# Data shown

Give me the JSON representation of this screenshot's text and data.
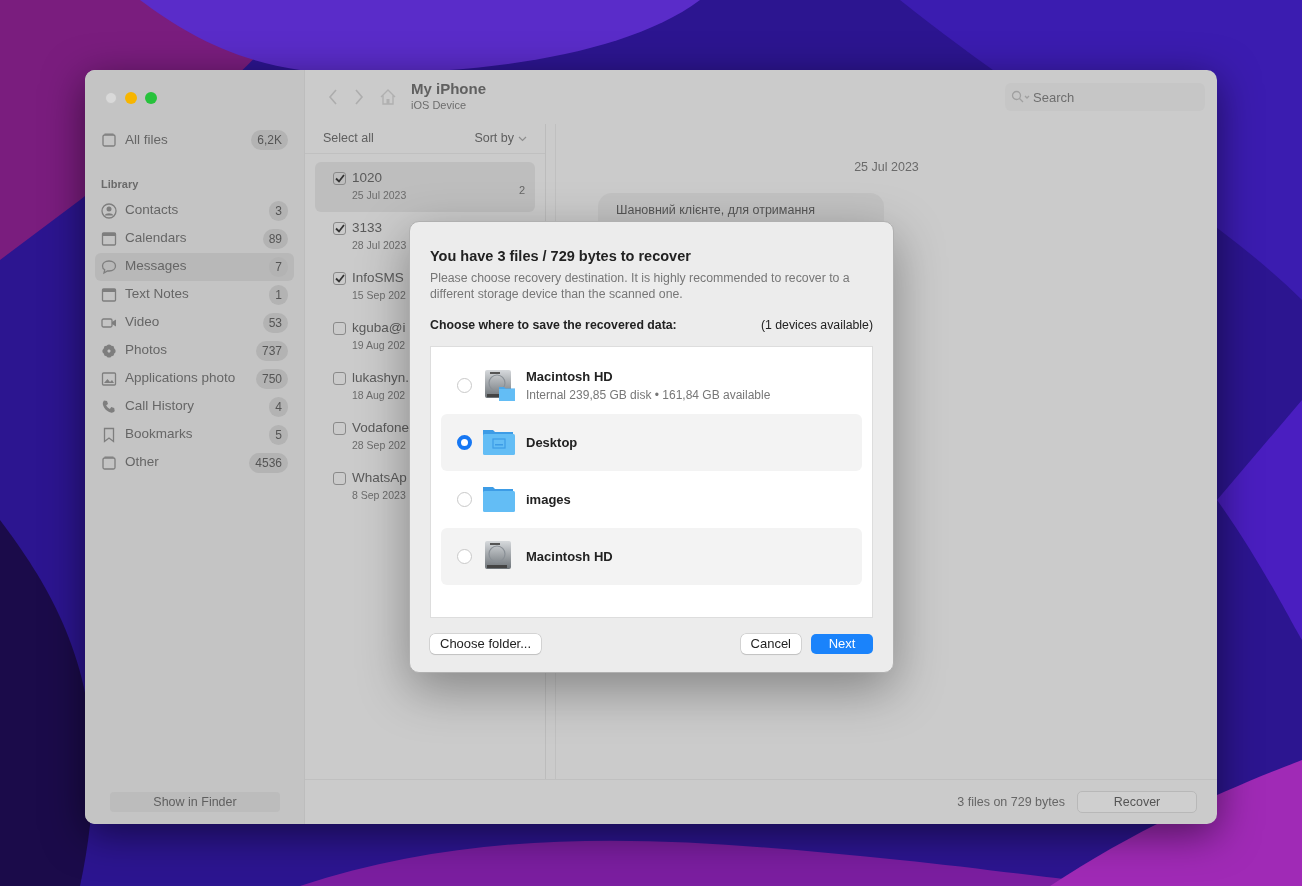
{
  "sidebar": {
    "all_files": {
      "label": "All files",
      "count": "6,2K",
      "selected": false
    },
    "section": "Library",
    "items": [
      {
        "label": "Contacts",
        "count": "3",
        "selected": false
      },
      {
        "label": "Calendars",
        "count": "89",
        "selected": false
      },
      {
        "label": "Messages",
        "count": "7",
        "selected": true
      },
      {
        "label": "Text Notes",
        "count": "1",
        "selected": false
      },
      {
        "label": "Video",
        "count": "53",
        "selected": false
      },
      {
        "label": "Photos",
        "count": "737",
        "selected": false
      },
      {
        "label": "Applications photo",
        "count": "750",
        "selected": false
      },
      {
        "label": "Call History",
        "count": "4",
        "selected": false
      },
      {
        "label": "Bookmarks",
        "count": "5",
        "selected": false
      },
      {
        "label": "Other",
        "count": "4536",
        "selected": false
      }
    ],
    "footer_button": "Show in Finder"
  },
  "toolbar": {
    "title": "My iPhone",
    "subtitle": "iOS Device",
    "search": {
      "placeholder": "Search"
    }
  },
  "list": {
    "select_all": "Select all",
    "sort_by": "Sort by",
    "items": [
      {
        "name": "1020",
        "date": "25 Jul 2023",
        "count": "2",
        "checked": true,
        "selected": true
      },
      {
        "name": "3133",
        "date": "28 Jul 2023",
        "checked": true,
        "selected": false
      },
      {
        "name": "InfoSMS",
        "date": "15 Sep 202",
        "checked": true,
        "selected": false
      },
      {
        "name": "kguba@i",
        "date": "19 Aug 202",
        "checked": false,
        "selected": false
      },
      {
        "name": "lukashyn.",
        "date": "18 Aug 202",
        "checked": false,
        "selected": false
      },
      {
        "name": "Vodafone",
        "date": "28 Sep 202",
        "checked": false,
        "selected": false
      },
      {
        "name": "WhatsAp",
        "date": "8 Sep 2023",
        "checked": false,
        "selected": false
      }
    ]
  },
  "detail": {
    "date": "25 Jul 2023",
    "message": "Шановний клієнте, для отримання"
  },
  "footer": {
    "summary": "3 files on 729 bytes",
    "button": "Recover"
  },
  "dialog": {
    "title": "You have 3 files / 729 bytes to recover",
    "description": "Please choose recovery destination. It is highly recommended to recover to a different storage device than the scanned one.",
    "prompt": "Choose where to save the recovered data:",
    "devices_note": "(1 devices available)",
    "destinations": [
      {
        "kind": "volume",
        "name": "Macintosh HD",
        "detail": "Internal 239,85 GB disk • 161,84 GB available",
        "selected": false
      },
      {
        "kind": "desktop",
        "name": "Desktop",
        "selected": true
      },
      {
        "kind": "folder",
        "name": "images",
        "selected": false
      },
      {
        "kind": "disk",
        "name": "Macintosh HD",
        "selected": false
      }
    ],
    "choose_folder": "Choose folder...",
    "cancel": "Cancel",
    "next": "Next"
  }
}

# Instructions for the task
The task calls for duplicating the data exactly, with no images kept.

# Answer box
Give me the JSON representation of this screenshot's text and data.
{
  "sidebar": {
    "all_files": {
      "label": "All files",
      "count": "6,2K",
      "selected": false
    },
    "section": "Library",
    "items": [
      {
        "label": "Contacts",
        "count": "3",
        "selected": false
      },
      {
        "label": "Calendars",
        "count": "89",
        "selected": false
      },
      {
        "label": "Messages",
        "count": "7",
        "selected": true
      },
      {
        "label": "Text Notes",
        "count": "1",
        "selected": false
      },
      {
        "label": "Video",
        "count": "53",
        "selected": false
      },
      {
        "label": "Photos",
        "count": "737",
        "selected": false
      },
      {
        "label": "Applications photo",
        "count": "750",
        "selected": false
      },
      {
        "label": "Call History",
        "count": "4",
        "selected": false
      },
      {
        "label": "Bookmarks",
        "count": "5",
        "selected": false
      },
      {
        "label": "Other",
        "count": "4536",
        "selected": false
      }
    ],
    "footer_button": "Show in Finder"
  },
  "toolbar": {
    "title": "My iPhone",
    "subtitle": "iOS Device",
    "search": {
      "placeholder": "Search"
    }
  },
  "list": {
    "select_all": "Select all",
    "sort_by": "Sort by",
    "items": [
      {
        "name": "1020",
        "date": "25 Jul 2023",
        "count": "2",
        "checked": true,
        "selected": true
      },
      {
        "name": "3133",
        "date": "28 Jul 2023",
        "checked": true,
        "selected": false
      },
      {
        "name": "InfoSMS",
        "date": "15 Sep 202",
        "checked": true,
        "selected": false
      },
      {
        "name": "kguba@i",
        "date": "19 Aug 202",
        "checked": false,
        "selected": false
      },
      {
        "name": "lukashyn.",
        "date": "18 Aug 202",
        "checked": false,
        "selected": false
      },
      {
        "name": "Vodafone",
        "date": "28 Sep 202",
        "checked": false,
        "selected": false
      },
      {
        "name": "WhatsAp",
        "date": "8 Sep 2023",
        "checked": false,
        "selected": false
      }
    ]
  },
  "detail": {
    "date": "25 Jul 2023",
    "message": "Шановний клієнте, для отримання"
  },
  "footer": {
    "summary": "3 files on 729 bytes",
    "button": "Recover"
  },
  "dialog": {
    "title": "You have 3 files / 729 bytes to recover",
    "description": "Please choose recovery destination. It is highly recommended to recover to a different storage device than the scanned one.",
    "prompt": "Choose where to save the recovered data:",
    "devices_note": "(1 devices available)",
    "destinations": [
      {
        "kind": "volume",
        "name": "Macintosh HD",
        "detail": "Internal 239,85 GB disk • 161,84 GB available",
        "selected": false
      },
      {
        "kind": "desktop",
        "name": "Desktop",
        "selected": true
      },
      {
        "kind": "folder",
        "name": "images",
        "selected": false
      },
      {
        "kind": "disk",
        "name": "Macintosh HD",
        "selected": false
      }
    ],
    "choose_folder": "Choose folder...",
    "cancel": "Cancel",
    "next": "Next"
  }
}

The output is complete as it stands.